When the lightning storms first started we turned to bowling—a nice, grounded sport where the ball rarely left the floor and the shoes felt insulated. We played until my grandma started cursing at the pins, strolling out into the lane, and they kicked us out. My family can’t help but embarrass ourselves. It’s genetics. I’ve been trying to leave them for years but I’m a loser myself. Which is fine, really. Often, it’s fun.

We walked outside to a blue-black sky and imploding thunder. The air itself began to crackle. My squirrely nephew’s hair levitated.

“Dry thunderstorm,” my cousin’s boyfriend called it. No one likes him.

“God throwing a fit,” Dad proposed.

The storm continued into the night, the flash-bang of lightning and thunder, the empty pocket of space we all prayed rain would fill. I found an old girlfriend who let me sleep in the same bed as her. We tucked our hands in each other’s hoodie pockets and found a breathing rhythm. 

Lightning lit up her beige shades. The thunder followed, booming, shaking the thin drywall foundation.

“I think I’d marry you right at this moment,” I told her.

“I think I’d say yes,” she replied.

We left it at that.

She fell asleep with her shin resting on top of mine. I wondered if bone could conduct electricity. I retreated to the couch for the night.


The storm would leave, the sky scrubbed clean to antiseptic blue, but it always returned. The dark blockade of clouds seemed to sink to just above our heads, lightning skittering across their undersides. My aunt, who hadn’t been well in years, tried to knock the clouds out of the sky with a broom. Our belly buttons grew staticky and our necks grew strained from craning up. A bolt ran straight down the chimney of our pastor and missed his youngest daughter by a yard as it shot across the living room. We fell to our knees more as the days passed and prayed out of convenience. In the dry fields of Iowa, we discovered the scarecrow had raised his hands to the sky, shocked or asking for deliverance.


Our grandfather got struck and died. It happened while he was driving his car, a 1987 Buick Lesabre that damn near crawled on the ground. The sheriff said it was impossible for lightning to hit you in a car—something about the rubber tires passing the charge off to the ground. The mortician, my aunt’s ex, said he must have had a heart attack, surprised at the sudden jolt.

He was the only good one in my family, Grandpa, although none of us had been there to watch him grow up. He found a way to treasure everyone in this kingdom of insects and wind and tire swings. He taught my cousins and me how to fight with a heavy bag and wrapped knuckles and the reward of a warm beer at the end of it. We were young so he made sure it was a light beer.

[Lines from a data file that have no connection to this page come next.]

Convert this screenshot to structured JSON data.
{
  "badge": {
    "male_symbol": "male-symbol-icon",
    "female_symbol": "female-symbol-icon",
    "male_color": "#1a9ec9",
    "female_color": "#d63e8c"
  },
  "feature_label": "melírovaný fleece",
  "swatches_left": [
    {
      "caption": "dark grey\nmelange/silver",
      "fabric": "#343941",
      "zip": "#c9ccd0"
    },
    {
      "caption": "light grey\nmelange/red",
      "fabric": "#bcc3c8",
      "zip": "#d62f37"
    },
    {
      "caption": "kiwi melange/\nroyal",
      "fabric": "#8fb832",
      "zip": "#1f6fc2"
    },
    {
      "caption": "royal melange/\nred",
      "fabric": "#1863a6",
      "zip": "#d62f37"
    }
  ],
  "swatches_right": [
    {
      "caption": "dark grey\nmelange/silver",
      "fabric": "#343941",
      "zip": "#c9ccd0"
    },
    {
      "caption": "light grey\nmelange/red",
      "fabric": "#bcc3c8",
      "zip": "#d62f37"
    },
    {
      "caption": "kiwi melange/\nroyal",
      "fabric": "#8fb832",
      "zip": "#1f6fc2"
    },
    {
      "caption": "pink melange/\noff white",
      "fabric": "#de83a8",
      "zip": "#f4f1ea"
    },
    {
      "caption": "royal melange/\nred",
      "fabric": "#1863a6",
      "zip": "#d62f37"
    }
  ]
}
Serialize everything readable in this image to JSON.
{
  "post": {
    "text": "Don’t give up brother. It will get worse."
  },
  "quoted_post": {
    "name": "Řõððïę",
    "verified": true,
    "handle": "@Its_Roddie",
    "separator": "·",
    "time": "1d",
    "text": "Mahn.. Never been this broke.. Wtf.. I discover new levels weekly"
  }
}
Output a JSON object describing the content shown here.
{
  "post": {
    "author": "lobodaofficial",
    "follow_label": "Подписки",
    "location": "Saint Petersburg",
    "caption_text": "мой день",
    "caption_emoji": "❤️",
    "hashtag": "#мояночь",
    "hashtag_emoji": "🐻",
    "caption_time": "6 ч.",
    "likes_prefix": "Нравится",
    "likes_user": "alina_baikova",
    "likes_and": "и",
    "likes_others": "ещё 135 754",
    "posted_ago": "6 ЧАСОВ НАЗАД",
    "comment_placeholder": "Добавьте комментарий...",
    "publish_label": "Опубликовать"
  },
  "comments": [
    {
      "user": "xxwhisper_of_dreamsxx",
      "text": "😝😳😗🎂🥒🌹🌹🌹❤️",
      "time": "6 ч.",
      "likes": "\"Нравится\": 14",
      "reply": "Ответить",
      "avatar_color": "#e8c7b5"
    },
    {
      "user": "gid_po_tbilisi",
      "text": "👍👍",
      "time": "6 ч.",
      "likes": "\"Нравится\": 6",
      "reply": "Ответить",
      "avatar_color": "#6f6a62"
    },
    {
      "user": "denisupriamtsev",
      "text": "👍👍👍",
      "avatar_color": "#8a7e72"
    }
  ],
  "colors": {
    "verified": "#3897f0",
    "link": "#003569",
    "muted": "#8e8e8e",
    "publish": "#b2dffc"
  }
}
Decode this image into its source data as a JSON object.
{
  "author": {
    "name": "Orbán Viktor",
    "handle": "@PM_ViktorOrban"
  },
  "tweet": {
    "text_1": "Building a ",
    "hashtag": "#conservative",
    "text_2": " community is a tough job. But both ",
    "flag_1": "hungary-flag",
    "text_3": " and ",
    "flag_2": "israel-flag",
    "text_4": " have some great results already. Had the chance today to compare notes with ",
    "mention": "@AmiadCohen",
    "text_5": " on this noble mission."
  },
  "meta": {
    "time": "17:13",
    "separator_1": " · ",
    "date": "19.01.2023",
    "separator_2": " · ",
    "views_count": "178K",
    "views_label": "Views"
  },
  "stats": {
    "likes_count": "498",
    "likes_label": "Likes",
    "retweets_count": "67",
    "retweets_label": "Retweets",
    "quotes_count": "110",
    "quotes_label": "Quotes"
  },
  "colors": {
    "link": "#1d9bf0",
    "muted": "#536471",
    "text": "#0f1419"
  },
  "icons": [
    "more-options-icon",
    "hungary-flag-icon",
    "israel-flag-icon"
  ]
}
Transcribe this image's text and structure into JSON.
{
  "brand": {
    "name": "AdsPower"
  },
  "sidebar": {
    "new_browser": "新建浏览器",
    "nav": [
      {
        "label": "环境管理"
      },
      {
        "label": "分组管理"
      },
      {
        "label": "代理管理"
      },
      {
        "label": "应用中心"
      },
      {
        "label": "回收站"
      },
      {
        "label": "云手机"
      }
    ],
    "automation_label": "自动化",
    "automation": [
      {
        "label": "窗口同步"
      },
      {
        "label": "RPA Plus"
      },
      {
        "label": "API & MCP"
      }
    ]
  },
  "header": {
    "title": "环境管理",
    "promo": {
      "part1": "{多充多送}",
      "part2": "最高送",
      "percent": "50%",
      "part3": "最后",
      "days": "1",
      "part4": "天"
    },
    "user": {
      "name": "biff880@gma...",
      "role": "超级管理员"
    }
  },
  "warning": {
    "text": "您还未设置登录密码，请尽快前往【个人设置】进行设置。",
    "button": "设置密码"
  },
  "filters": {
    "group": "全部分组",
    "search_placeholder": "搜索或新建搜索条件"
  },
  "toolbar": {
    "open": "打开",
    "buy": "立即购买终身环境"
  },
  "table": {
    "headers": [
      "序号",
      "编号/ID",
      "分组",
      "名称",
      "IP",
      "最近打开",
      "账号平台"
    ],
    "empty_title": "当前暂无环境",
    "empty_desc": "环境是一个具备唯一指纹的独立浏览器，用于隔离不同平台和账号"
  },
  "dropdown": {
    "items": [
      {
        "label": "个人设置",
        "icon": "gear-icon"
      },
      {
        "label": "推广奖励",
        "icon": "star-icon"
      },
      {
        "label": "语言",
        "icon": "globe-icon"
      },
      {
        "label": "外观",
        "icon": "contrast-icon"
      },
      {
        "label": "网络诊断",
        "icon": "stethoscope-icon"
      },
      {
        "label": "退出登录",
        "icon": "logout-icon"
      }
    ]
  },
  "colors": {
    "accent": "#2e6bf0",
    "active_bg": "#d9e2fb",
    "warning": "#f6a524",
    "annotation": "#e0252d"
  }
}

I had no steadfast ritual to get rid of the pain that cradled my heart like a sickly newborn. I tried praying, long drives, and even watching his old VHS movies. We had nothing in common, really, and I had never been one to pen a letter with no one to hand it off to. But I loved him with my whole damn heart, and he took on that love whenever I came around. It hurt more than I expected because I had never admitted to myself that he might die.

Grief, mourning, closure. People kept throwing the same words at me. I nodded so that they’d think they helped me identify something.


We met up on the side of the road where Grandpa had died. There wasn’t much there—some scrub brush, a section of an old fence, rusty barbed wire snaking around the pockmarked slats. They say lightning won’t strike the same place twice. As usual, they are wrong. The tops of the wooden posts were exploded, scarred black.

Grandpa had been cremated so my uncle spread him out on the dry ground. We said a few words. I watched the wind whisk away parts of my grandpa.

The rain came after a while, swift and punishing. It pounded away at Grandpa’s ashes and carried him off in little rivulets. He spread out across the land.

We had been waiting for the rain so long we didn’t know how to react. I wanted to celebrate but didn’t have the heart to muster it. People peeled off, cold and shivering, getting in their cars and squealing away. I let myself cry then, under the cover of rain. I cried more than I ever had until my body wrung itself clean out.

I drove home and sat in my living room in my wet clothes. My clothes clung to my pebbled skin as I listened to the pitter-patter rain hit the roof. The cold sunk deep down into my marrow. I sat there all night and made up stories of what my grandpa did when he was young.


I set up a metal rod in the front yard to redirect the strikes near my house. All my family came over and sat in the living room to watch the storm that weekend. I didn’t even invite them, they just started showing up. The house was packed. Our socks on the carpet turned the living room into an electrical cloud.

I passed out beers. We scooched the chairs together and let the kids kneel near the window. The storm crackled, but we didn’t flinch. We watched, calm as seasoned sinners, and dared God to take us all.

© Alex Juffer
[This piece was the winner of the 2022 Forge Flash Fiction Competition]